The Boston US Enterprise 2.0 conference, which I'm heavily involved in organizing as an advisory board member, has concluded for another year. This edition had a more mature business feel to it on multiple levels but aside from the keynote stage presentations and expo floor it's still primarily a practitioner conference.
There's a slightly bipolar aspect to this: the vendors understandably want to pound away on shaping, capturing and defining the market, while clusters of end user employee evangelists are keen to parade their experience in the field as best practice. Some of these end users are working within vendor platforms, notably Jive Software's 'Social Business Software' toolset, resulting in occasional mutual ego massaging between them.
For first time conference attendees and particularly those not heavily involved in internal initiatives I found some bemusement about the core values of the technology solutions. Despite the rich product feature lists on the expo floor, tire kickers had a hard time understanding what core business values would accrue from purchasing and installing these technologies.
A former engineering focused work colleague of mine, now based in Boston, was checking out the expo floor vendors in his capacity of IT SVP at a large console games company, and was bewildered by the many similar products in the space and what their specific utility was. It's easy to forget when you're close to a space how those outside the 2.0 bubble experience it.

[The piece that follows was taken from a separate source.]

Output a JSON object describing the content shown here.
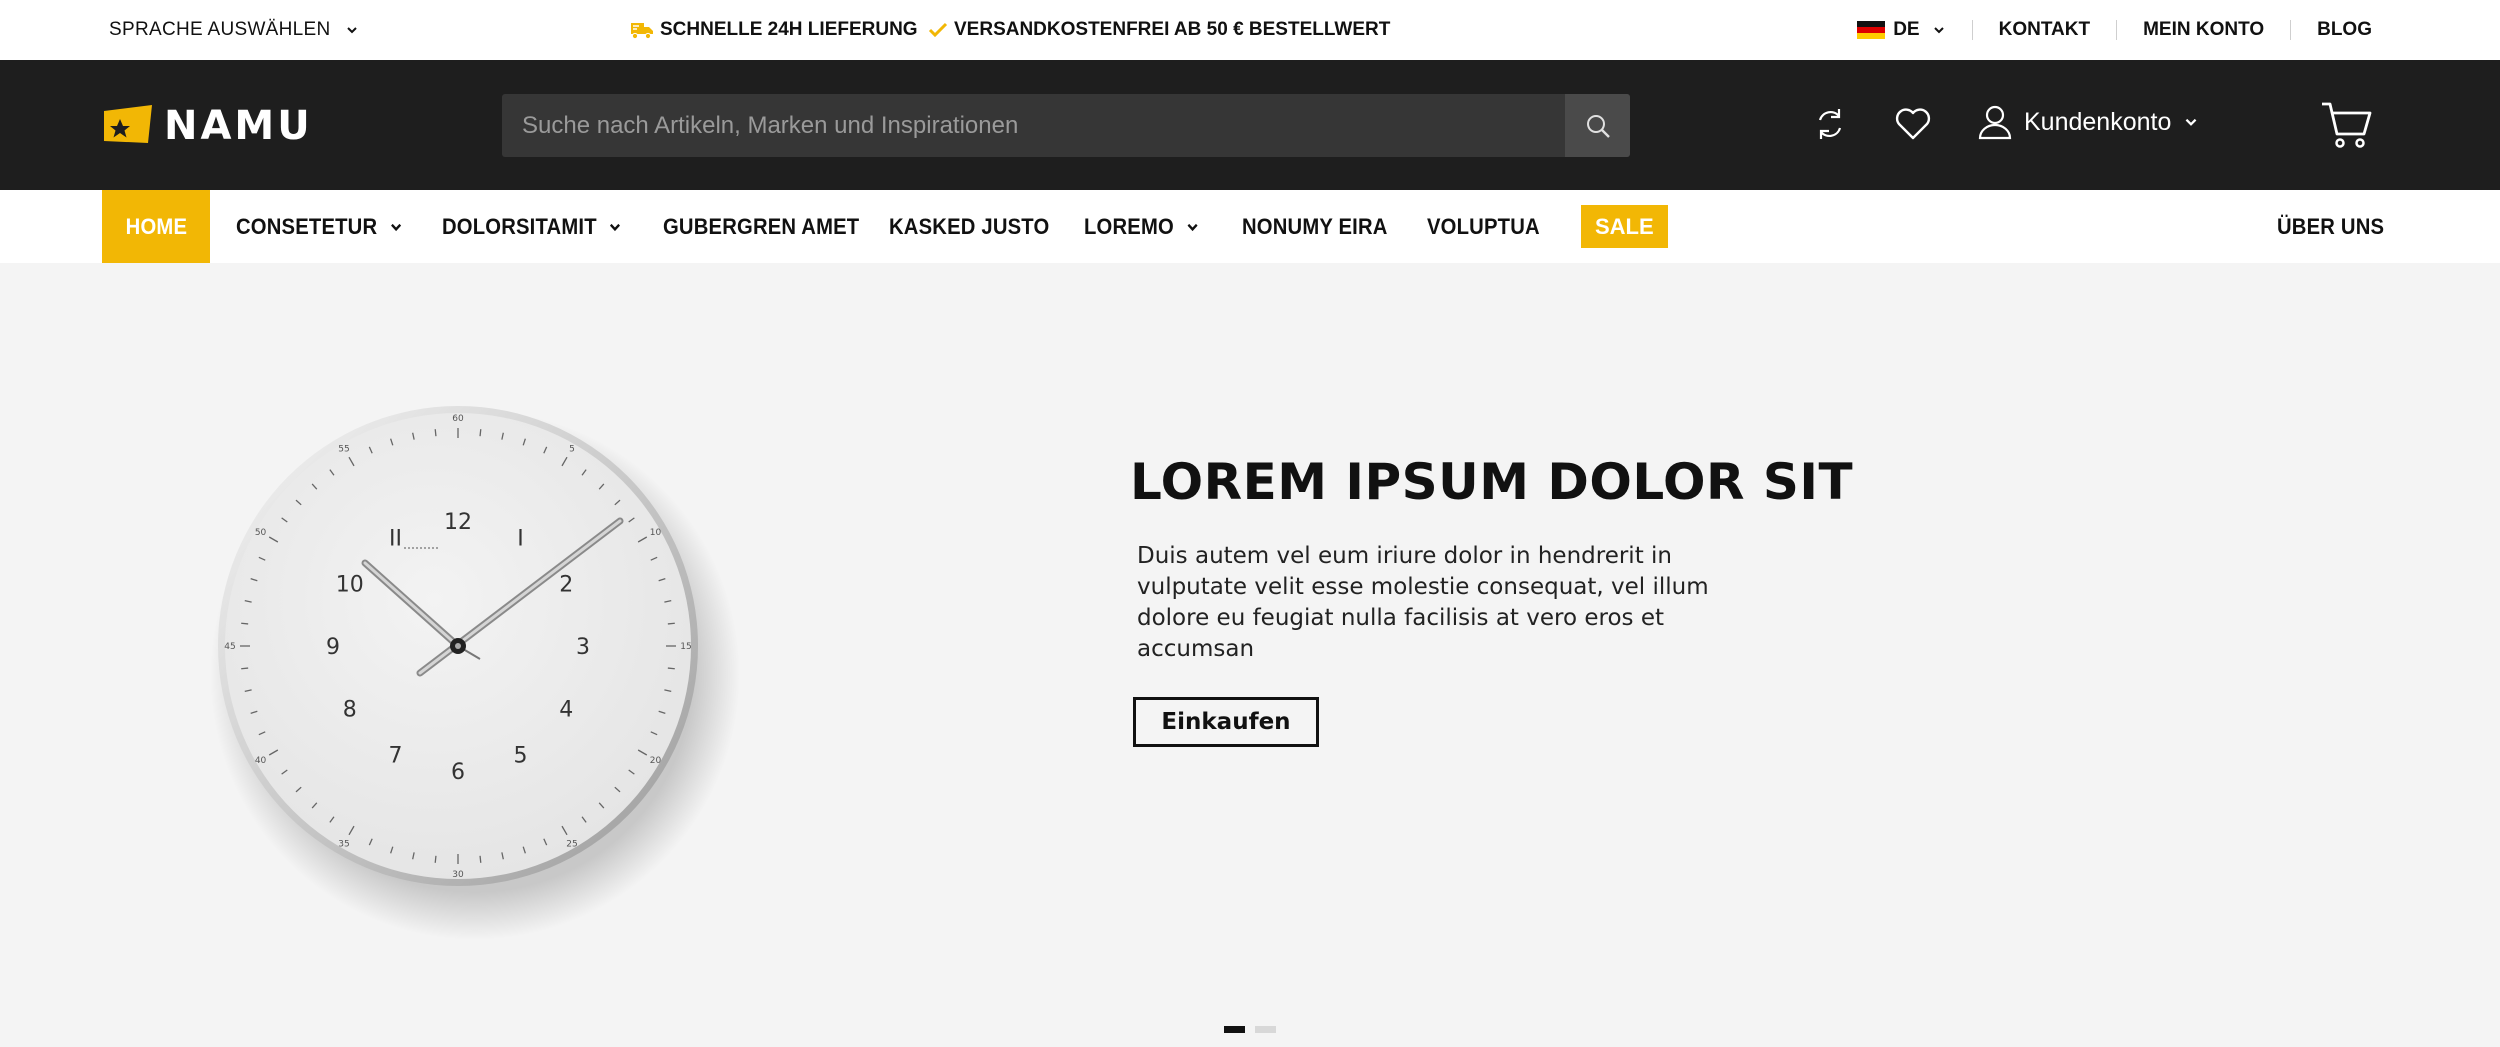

A couple of other session attendees commented on the 'cult like' confidence and inner circle of some of the large company community management employees dominating the proceedings. This isn't particularly healthy if the conference is to grow into the type of larger trade show where large sized enterprise deals are conducted based on clear value benefits.

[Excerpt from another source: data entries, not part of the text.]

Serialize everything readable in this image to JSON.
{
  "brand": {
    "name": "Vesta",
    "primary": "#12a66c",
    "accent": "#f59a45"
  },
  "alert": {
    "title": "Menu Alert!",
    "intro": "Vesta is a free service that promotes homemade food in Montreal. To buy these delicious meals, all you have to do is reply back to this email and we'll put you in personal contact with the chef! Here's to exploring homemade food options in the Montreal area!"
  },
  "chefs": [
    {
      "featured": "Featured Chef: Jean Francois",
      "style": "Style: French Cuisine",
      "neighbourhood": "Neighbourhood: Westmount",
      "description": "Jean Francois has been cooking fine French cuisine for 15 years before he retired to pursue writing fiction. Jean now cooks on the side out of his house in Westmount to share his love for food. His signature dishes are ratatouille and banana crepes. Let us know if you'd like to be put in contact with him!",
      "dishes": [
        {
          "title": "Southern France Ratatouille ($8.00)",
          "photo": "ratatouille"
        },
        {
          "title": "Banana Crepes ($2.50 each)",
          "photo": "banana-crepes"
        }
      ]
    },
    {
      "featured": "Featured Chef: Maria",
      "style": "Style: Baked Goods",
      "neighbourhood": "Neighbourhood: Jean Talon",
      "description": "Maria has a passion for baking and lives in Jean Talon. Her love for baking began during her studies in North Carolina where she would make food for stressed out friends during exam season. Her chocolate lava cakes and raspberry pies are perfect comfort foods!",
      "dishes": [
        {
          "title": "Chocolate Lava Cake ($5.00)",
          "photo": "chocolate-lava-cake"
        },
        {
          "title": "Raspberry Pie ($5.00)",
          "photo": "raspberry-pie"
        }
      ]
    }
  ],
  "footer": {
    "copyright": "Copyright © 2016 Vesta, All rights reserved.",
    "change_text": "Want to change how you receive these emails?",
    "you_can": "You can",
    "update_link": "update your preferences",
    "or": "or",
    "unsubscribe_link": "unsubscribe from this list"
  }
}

For vendors like Cisco - who finally unveiled their new Quad voice, video and collaborative networking offering at Enterprise 2.0 - Microsoft's Sharepoint, IBM's Lotus and other large players this space is going to grow and mature regardless. The question is whether operations employee experiences are relevant at this scale: they are a valuable part of the conference experience but individual career advancements are a very different voyage to strategic planning against core business processes and goals, at scale and over time.

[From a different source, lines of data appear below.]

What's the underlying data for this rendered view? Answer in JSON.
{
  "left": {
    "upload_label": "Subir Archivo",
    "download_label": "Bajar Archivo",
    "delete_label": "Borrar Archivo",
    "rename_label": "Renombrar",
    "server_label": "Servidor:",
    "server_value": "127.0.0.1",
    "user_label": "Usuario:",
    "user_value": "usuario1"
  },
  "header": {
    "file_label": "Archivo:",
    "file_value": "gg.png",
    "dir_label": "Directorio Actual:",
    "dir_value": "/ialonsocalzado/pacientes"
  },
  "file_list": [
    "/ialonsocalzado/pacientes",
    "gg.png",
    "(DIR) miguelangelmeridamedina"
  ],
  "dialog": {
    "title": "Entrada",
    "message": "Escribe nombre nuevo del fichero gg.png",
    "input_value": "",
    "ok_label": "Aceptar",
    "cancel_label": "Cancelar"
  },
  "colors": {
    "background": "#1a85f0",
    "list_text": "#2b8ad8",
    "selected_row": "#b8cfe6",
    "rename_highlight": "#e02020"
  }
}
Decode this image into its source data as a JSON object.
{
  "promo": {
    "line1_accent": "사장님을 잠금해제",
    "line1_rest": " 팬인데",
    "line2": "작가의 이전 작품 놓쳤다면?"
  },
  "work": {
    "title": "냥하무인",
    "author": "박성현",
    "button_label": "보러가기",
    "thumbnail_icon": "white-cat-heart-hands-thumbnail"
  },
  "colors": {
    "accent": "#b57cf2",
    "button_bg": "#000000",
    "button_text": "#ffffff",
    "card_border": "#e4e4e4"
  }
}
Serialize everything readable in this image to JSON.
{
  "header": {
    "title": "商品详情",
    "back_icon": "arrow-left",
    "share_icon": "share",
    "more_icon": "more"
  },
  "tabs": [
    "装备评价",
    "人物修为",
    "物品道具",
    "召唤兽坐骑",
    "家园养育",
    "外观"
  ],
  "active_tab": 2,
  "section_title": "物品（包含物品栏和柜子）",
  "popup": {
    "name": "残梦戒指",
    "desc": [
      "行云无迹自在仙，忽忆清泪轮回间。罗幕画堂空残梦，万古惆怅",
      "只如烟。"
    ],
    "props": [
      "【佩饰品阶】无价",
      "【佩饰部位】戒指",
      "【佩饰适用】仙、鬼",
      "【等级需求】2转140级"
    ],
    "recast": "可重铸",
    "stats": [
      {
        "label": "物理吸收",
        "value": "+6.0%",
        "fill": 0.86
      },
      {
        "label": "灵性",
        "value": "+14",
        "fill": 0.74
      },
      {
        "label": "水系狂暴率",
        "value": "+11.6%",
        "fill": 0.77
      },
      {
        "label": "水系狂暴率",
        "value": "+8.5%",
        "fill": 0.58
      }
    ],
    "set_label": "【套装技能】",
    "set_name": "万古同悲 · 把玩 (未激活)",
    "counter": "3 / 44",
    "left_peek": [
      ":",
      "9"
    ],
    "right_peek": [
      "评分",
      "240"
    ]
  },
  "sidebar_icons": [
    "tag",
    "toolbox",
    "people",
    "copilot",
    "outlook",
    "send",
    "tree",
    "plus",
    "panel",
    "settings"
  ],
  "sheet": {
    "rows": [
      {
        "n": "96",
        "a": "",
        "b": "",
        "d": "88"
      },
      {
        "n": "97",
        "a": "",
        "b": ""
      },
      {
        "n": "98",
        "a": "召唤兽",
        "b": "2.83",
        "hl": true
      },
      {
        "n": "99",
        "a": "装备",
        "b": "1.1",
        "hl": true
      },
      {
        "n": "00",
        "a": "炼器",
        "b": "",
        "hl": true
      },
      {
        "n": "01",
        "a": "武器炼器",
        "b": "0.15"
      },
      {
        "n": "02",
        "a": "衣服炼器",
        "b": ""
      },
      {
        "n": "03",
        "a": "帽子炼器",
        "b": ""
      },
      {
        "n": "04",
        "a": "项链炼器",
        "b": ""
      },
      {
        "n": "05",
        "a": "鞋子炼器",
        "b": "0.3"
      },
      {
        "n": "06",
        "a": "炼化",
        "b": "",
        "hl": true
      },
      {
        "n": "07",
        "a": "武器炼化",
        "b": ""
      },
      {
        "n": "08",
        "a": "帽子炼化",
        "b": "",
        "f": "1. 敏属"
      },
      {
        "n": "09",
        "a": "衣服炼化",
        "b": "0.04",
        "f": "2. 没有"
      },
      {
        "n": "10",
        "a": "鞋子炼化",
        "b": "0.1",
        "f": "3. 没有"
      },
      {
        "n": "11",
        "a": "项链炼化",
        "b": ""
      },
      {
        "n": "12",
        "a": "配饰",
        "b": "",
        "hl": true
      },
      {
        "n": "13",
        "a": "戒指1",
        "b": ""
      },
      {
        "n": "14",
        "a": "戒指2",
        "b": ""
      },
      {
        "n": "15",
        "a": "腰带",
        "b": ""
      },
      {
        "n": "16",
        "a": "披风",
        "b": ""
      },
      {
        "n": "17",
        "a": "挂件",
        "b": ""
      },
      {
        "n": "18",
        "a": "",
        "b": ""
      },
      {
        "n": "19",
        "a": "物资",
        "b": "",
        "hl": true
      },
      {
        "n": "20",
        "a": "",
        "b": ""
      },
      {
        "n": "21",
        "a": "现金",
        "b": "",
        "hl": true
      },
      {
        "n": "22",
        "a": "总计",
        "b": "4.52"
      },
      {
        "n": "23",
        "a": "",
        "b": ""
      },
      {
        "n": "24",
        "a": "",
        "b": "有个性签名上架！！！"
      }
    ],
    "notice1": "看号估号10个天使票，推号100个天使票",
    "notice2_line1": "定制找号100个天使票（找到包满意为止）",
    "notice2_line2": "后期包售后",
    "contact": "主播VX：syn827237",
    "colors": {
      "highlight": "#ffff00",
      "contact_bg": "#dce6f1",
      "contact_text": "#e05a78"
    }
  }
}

These are what sell large scale enterprise software: clear solutions to successfully solve known business problems. 'Adoption' arguments don't hold much water for me: business doesn't typically make expensive decisions to implement equipment because they are impressed by the promise of social movements and ideas.
The fact that it's currently fashionable to socialize and share personal information online using free-to-the-user communication and community technologies, (Facebook, Twitter etc) funded for profit by data mining advertising models, doesn't map directly to the way we work together during the working week.
Viral, grass roots adoption of low cost 2.0 collaboration was briefly all the rage before the world economy collapsed, typically flying under the radar before being cruelly stamped out by those whose management careers felt threatened by apparent self organization.
The core problems businesses are interested in solving are fundamentally based on making more money: supposedly altruistic behavior 'adoption' is rife with psychological realities and hierarchy challenges which can actually make companies more inefficient. The enabling technologies are the last part of this equation and there is no human change management button in the admin consoles that can make employees break work lifelong habits to stop knowledge hoarding, offline document creation and one to one communication.
As we covered during our Strategy and Tactics track sessions, It takes a concerted effort to identify and strategize desirable, achievable business goals, and then identify the people, process and technology decisions to realize enduring uptake by the workforce towards their successful execution.
Our complicated social life collaborative activities often involve mobile technologies to keep friends informed on location and decisions about what to do and where to go. Our 'social networks' are often online journals of these activities, with photos, video and comments.
Our work life typically involves being told what to do and where to go to make it happen. We have some self organizational opportunities within certain management boundaries but historically most employees are not comfortable with experimentation within new, unfamiliar technologies.
Obviously hopeful ideas that 'young people' coming into the workforce will work in the same way as they socialize is optimistic, particularly around organizational direction where contextual awareness decisions and direction is everything.
While we can make mistakes and experiment on our own terms in our own time, there's a lot at stake gambling with your career and company fortunes by trying new ways of interacting and collaborating together.
While some individuals are a terrific fit as collaborative 'Swiss Army Knives', adept, intuitive and facile at multitasking with modern 2.0 tools, most work at a slower, less intuitive pace within safe, familiar boundaries. It's these lowest common denominator workers who are so hard to convince change is real and enduring, particularly if they've lived though previous initiatives that turned out to be a fad.